    blade close-up, courtesy of ESN
  • Wind power is free of charge – only the cost of conversion into electricity has to be paid for, and this represents the strongest advantage over fossil energy technologies. However, the intermitting nature of this source of energy, constitutes a major drawback. During the 1980s the cost of wind generated electricity dropped from about 15 - 20 cents per kWh to the current average costs of 6-8 cents per kWh. This compares favourably to the costs of generating electricity from fossil fuels (4-6 cents per kWh) and is cheaper than the cost of electricity from most recent nuclear power plants. The costs came down largely because of improvements in the reliability of wind turbines, the best of that are now available to operate 95 - 98% of the time.

Why is EU support necessary?
The European industry leads the way in the field of wind technology. To maintain this position requires increased RTD support as well as new policies on RES penetration. The market needs a removal of administrative and legal barriers.
Co-operation between the EU Research Programmes and those of Member States could help to achieve bigger targets in a shorter time-scale. In addition, standardisation of the technology will require a common EU approach.

Barriers and Bottlenecks
What are the major technical barriers to be overcome?

Significant developments are still anticipated in the areas of

  • Cost reduction: The biggest barrier remains cost and this is expected to fall by between 20% and 35% at the long term. A reduction in the cost also helps to overcome other barriers by enabling exploitation of lower wind speed sites and offshore sites, so increasing the potential for power generation while reducing visual impact.
  • Turbines and Blades: Innovation in terms of the overall machine design and layout, and for the components of wind turbines, is likely to facilitate a significant long-term reduction in energy costs from wind. This will be achieved by maximising the rotor diameter, whilst reducing the design loads and the overall system mass with the help of new materials. Examples of innovation are the use of highly flexible rotor-blades and direct drive generators.
  • Offshore technology. Foundation and grid connection costs are much higher than for on shore installations. Up-scaling and optimisation of design are, therefore, areas for technical improvements leading to cost reductions.
  • Exploitation at lower wind speeds: better modelling studies will lead to a deeper understanding of the wind condition in a specific landscape. This, in turn, will enable designs to be optimised, to reduce the weight and cost of wind turbines, and ultimately to allow exploitation of lower speed winds.

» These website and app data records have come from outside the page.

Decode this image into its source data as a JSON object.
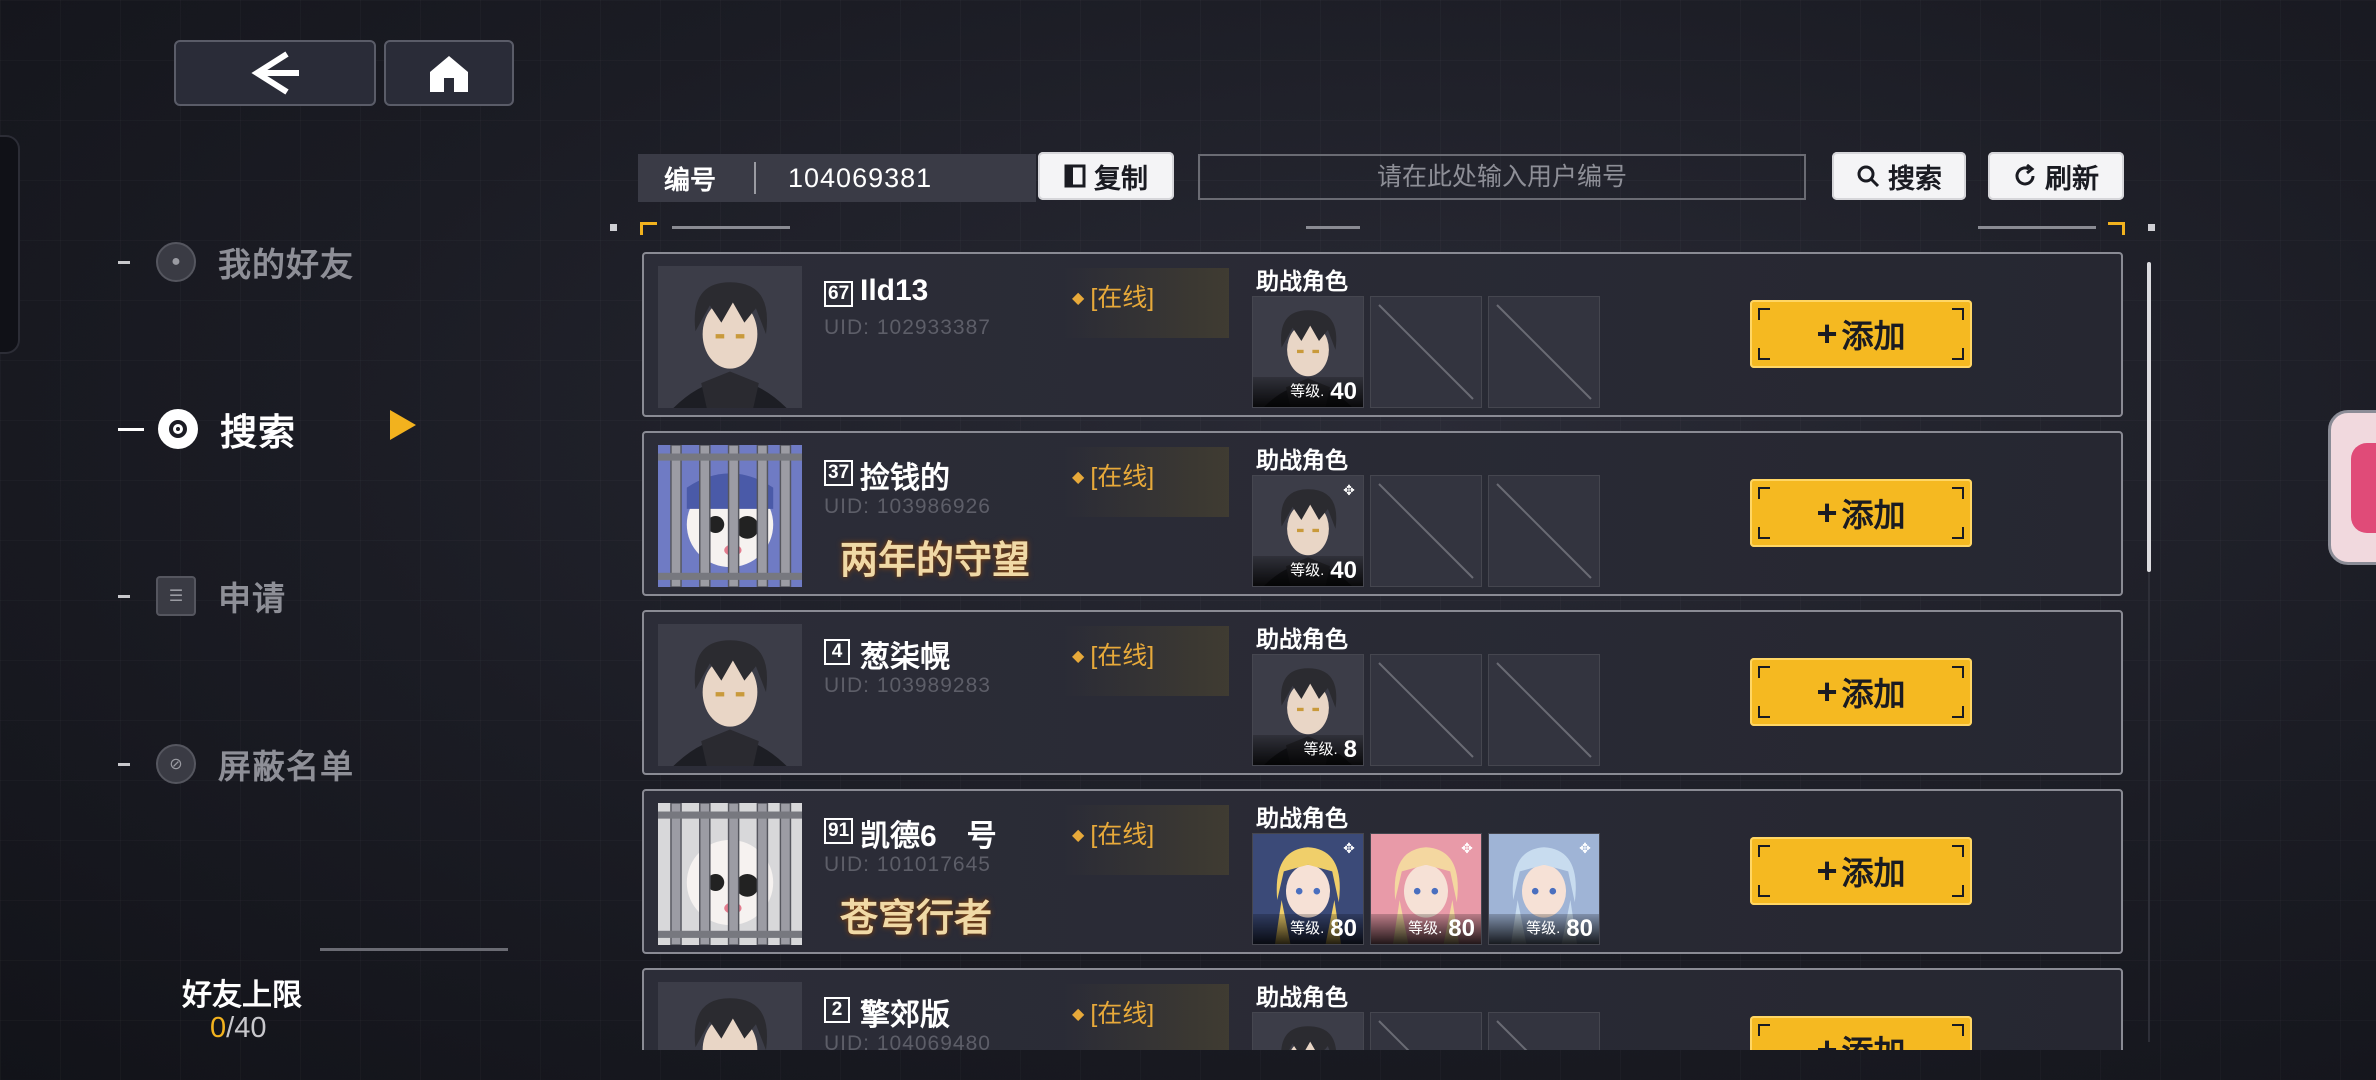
{
  "nav": {
    "items": [
      {
        "label": "我的好友",
        "icon": "friends-icon",
        "active": false
      },
      {
        "label": "搜索",
        "icon": "search-icon",
        "active": true
      },
      {
        "label": "申请",
        "icon": "list-icon",
        "active": false
      },
      {
        "label": "屏蔽名单",
        "icon": "block-icon",
        "active": false
      }
    ]
  },
  "friend_limit": {
    "label": "好友上限",
    "current": "0",
    "separator": "/40"
  },
  "search_bar": {
    "id_label": "编号",
    "id_value": "104069381",
    "copy_label": "复制",
    "placeholder": "请在此处输入用户编号",
    "search_label": "搜索",
    "refresh_label": "刷新"
  },
  "support_label": "助战角色",
  "add_label": "添加",
  "level_text": "等级.",
  "colors": {
    "accent": "#f5b921",
    "online": "#e7a93a",
    "card_border": "#8a8b94"
  },
  "users": [
    {
      "level": "67",
      "name": "Ild13",
      "uid": "UID: 102933387",
      "status": "[在线]",
      "title": "",
      "avatar": "male-portrait",
      "characters": [
        {
          "type": "male",
          "level": "40",
          "mark": false
        },
        {
          "type": "empty"
        },
        {
          "type": "empty"
        }
      ]
    },
    {
      "level": "37",
      "name": "捡钱的",
      "uid": "UID: 103986926",
      "status": "[在线]",
      "title": "两年的守望",
      "avatar": "caged-chibi",
      "characters": [
        {
          "type": "male",
          "level": "40",
          "mark": true
        },
        {
          "type": "empty"
        },
        {
          "type": "empty"
        }
      ]
    },
    {
      "level": "4",
      "name": "葱柒幌",
      "uid": "UID: 103989283",
      "status": "[在线]",
      "title": "",
      "avatar": "male-portrait",
      "characters": [
        {
          "type": "male",
          "level": "8",
          "mark": false
        },
        {
          "type": "empty"
        },
        {
          "type": "empty"
        }
      ]
    },
    {
      "level": "91",
      "name": "凯德6　号",
      "uid": "UID: 101017645",
      "status": "[在线]",
      "title": "苍穹行者",
      "avatar": "caged-chibi-white",
      "characters": [
        {
          "type": "blonde",
          "level": "80",
          "mark": true
        },
        {
          "type": "pink",
          "level": "80",
          "mark": true
        },
        {
          "type": "silver",
          "level": "80",
          "mark": true
        }
      ]
    },
    {
      "level": "2",
      "name": "擎郊版",
      "uid": "UID: 104069480",
      "status": "[在线]",
      "title": "",
      "avatar": "male-portrait",
      "characters": [
        {
          "type": "male",
          "level": "",
          "mark": false
        },
        {
          "type": "empty"
        },
        {
          "type": "empty"
        }
      ]
    }
  ]
}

What are the major non-technical barriers to be overcome?

  • The liberalisation of the energy markets, which will mean that with increased competition, energy companies will be reluctant to invest in new, risky, sustainable technologies.
  • Making the technology socially acceptable.

Wind mills close-up, courtesy of ESN
How can these targets be achieved?
  • EC policy: A fair policy will ensure that wind energy is not disadvantaged in a market based on fossil fuel, which does not consider the specific necessities of wind energy generation.
  • Access to the grid: A guaranteed access to the grid for the electricity produced by wind power has been the most successful mechanism in terms of attaining installed capacity and often in terms of achieving lower cost of energy where there is competition. For this mechanism to work the utilities have an obligation to purchase the power at a reasonable price.
  • Green power market: Green power – electricity from clean energy sources. More and more consumers seem prepared to pay a higher price, provided that the source of energy is less polluting. Legislation endorsing the requirement of a minimum market quota would be beneficial to this initiative.